But official…

Is Barclays Center dumping the Islanders, or are they renegotiating? Evidence varies (bond doc, cash receipts); NHL attendance biggest variable

The Internet has been abuzz since Bloomberg's Scott Soshnick reported 1/30/17, using an overly conclusory headline, that Brooklyn’s Barclays Center Is Dumping the Islanders.

That would end an unusual arrangement in which the arena agrees to pay the team a fixed sum (minus certain expenses), in exchange for keeping tickets, suite, and sponsorship revenue.

The arena would earn more without the hockey team, according to Bloomberg, which cited “a financial projection shared with potential investors showed the Islanders won’t contribute any revenue after the 2018-19 season--a clear signal that the team won’t play there, the people said."

That "signal," however, is hardly definitive, as are the media leaks about a prospective new arena in Queens, as shown in the screenshot below from Newsday. Both sides are surely pushing for advantage, if not bluffing.

Consider: the arena and the Islanders can't even formally begin their opt-out talks until after this season. The disc…

Skanska says it "expected to assemble a properly designed modular building, not engage in an iterative R&D experiment"

On 12/10/16, I noted that FastCo.Design's Prefab's Moment of Reckoning article dialed back the gush on the 461 Dean modular tower compared to the publication's previous coverage.

Still, I noted that the article relied on developer Forest City Ratner and architect SHoP to put the best possible spin on what was clearly a failure. From the article: At the project's outset, it took the factory (managed by Skanska at the time) two to three weeks to build a module. By the end, under FCRC's management, the builders cut that down to six days. "The project took a little longer than expected and cost a little bit more than expected because we started the project with the wrong contractor," [Forest City's Adam] Greene says.Skanska jabs back
Well, Forest City's estranged partner Skanska later weighed in--not sure whether they weren't asked or just missed a deadline--and their article was updated 12/13/16. Here's Skanska's statement, which shows th…

Not just logistics: bypassing Brooklyn for DNC 2016 also saved on optics (role of Russian oligarch, Shanghai government)

Surely the logistical challenges of holding a national presidential nominating convention in Brooklyn were the main (and stated) reasons for the Democratic National Committee's choice of Philadelphia.

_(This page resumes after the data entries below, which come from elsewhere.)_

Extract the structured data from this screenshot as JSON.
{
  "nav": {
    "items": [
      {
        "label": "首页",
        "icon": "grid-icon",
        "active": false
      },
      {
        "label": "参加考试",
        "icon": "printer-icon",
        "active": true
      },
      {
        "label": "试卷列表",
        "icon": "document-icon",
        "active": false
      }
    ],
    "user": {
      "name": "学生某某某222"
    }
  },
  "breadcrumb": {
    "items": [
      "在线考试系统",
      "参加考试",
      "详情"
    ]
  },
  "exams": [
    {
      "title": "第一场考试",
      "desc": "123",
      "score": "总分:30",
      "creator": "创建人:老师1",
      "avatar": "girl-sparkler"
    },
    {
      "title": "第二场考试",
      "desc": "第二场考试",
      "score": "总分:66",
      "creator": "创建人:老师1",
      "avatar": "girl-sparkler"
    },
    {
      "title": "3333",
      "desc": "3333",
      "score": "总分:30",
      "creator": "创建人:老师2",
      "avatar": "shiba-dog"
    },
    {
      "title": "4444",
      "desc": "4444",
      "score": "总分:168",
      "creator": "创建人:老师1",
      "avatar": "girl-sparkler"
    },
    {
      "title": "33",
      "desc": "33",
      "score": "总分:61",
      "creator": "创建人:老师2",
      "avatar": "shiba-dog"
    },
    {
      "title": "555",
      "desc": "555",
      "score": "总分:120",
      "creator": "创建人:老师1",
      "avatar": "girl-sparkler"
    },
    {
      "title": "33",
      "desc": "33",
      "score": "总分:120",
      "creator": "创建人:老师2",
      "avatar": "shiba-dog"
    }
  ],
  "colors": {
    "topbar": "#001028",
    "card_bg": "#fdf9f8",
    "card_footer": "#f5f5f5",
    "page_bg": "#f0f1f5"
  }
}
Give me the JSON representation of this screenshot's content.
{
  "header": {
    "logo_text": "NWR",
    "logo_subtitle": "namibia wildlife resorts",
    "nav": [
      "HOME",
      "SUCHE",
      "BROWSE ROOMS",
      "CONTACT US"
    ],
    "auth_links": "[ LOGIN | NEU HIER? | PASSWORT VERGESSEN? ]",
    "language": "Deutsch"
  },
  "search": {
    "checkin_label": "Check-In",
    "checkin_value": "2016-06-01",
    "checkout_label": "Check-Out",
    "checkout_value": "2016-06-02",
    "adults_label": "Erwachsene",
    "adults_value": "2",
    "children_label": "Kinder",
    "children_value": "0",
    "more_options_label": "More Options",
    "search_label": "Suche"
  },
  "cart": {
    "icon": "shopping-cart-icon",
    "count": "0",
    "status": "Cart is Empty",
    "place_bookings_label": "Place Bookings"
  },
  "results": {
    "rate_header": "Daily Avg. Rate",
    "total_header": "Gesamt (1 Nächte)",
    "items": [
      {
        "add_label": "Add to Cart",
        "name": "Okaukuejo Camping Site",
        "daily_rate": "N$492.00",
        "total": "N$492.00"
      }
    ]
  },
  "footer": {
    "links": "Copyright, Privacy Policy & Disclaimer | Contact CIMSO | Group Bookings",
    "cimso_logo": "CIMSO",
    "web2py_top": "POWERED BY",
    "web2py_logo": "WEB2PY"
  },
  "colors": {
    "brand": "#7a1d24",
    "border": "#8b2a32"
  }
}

And, as I wrote in NY Slant, the huge security cordon in Philadelphia would have been impossible in Brooklyn.

But consider also the optics. As I wrote in my 1/21/15 op-ed in the Times arguing that the choice of Brooklyn was a bad idea:
The arena also raises ethically sticky questions for the Democrats. While the Barclays Center is owned primarily by Forest City Ratner, 45 percent of it is owned by the Russian billionaire Mikhail D. Prokhorov (who also owns 80 percent of the Brooklyn Nets). Mr. Prokhorov has a necessarily cordial relationship with Russia’s president, Vladimir V. Putin — though he has been critical of Mr. Putin in the past, last year, at the Russian president’s request, he tried to transfer ownership of the Nets to one of his Moscow-based companies. An oligarch-owned a…

Former ESDC CEO Lago returns to NYC to head City Planning Commission

Carl Weisbrod, Mayor Bill de Blasio's City Planning Commission Chairman and Director of the Department of City Planning, is resigning,

And he's being replaced by Marisa Lago, currently a federal official, but who Atlantic Yards-ologists remember as the short-term Empire State Development Corporation CEO who, in an impolitic but candid 2009 statement, acknowledged that the project would take "decades."

Still, Lago not long after that played the good soldier at a May 2009 Senate oversight hearing, justifying changes in the project but claiming the public benefits remained the same.

By returning to City Planning, Lago will join former ESDC General Counsel Anita Laremont, who after retiring from the state (and taking a pension) got the job with the city.

Back at planning

Lago, a lawyer, in 1983 began work as an aide to City Planning Chairman Herb Sturz, and later served as the General Counsel to the president of the NYC Economic Development Corporation, Weisbrod himself.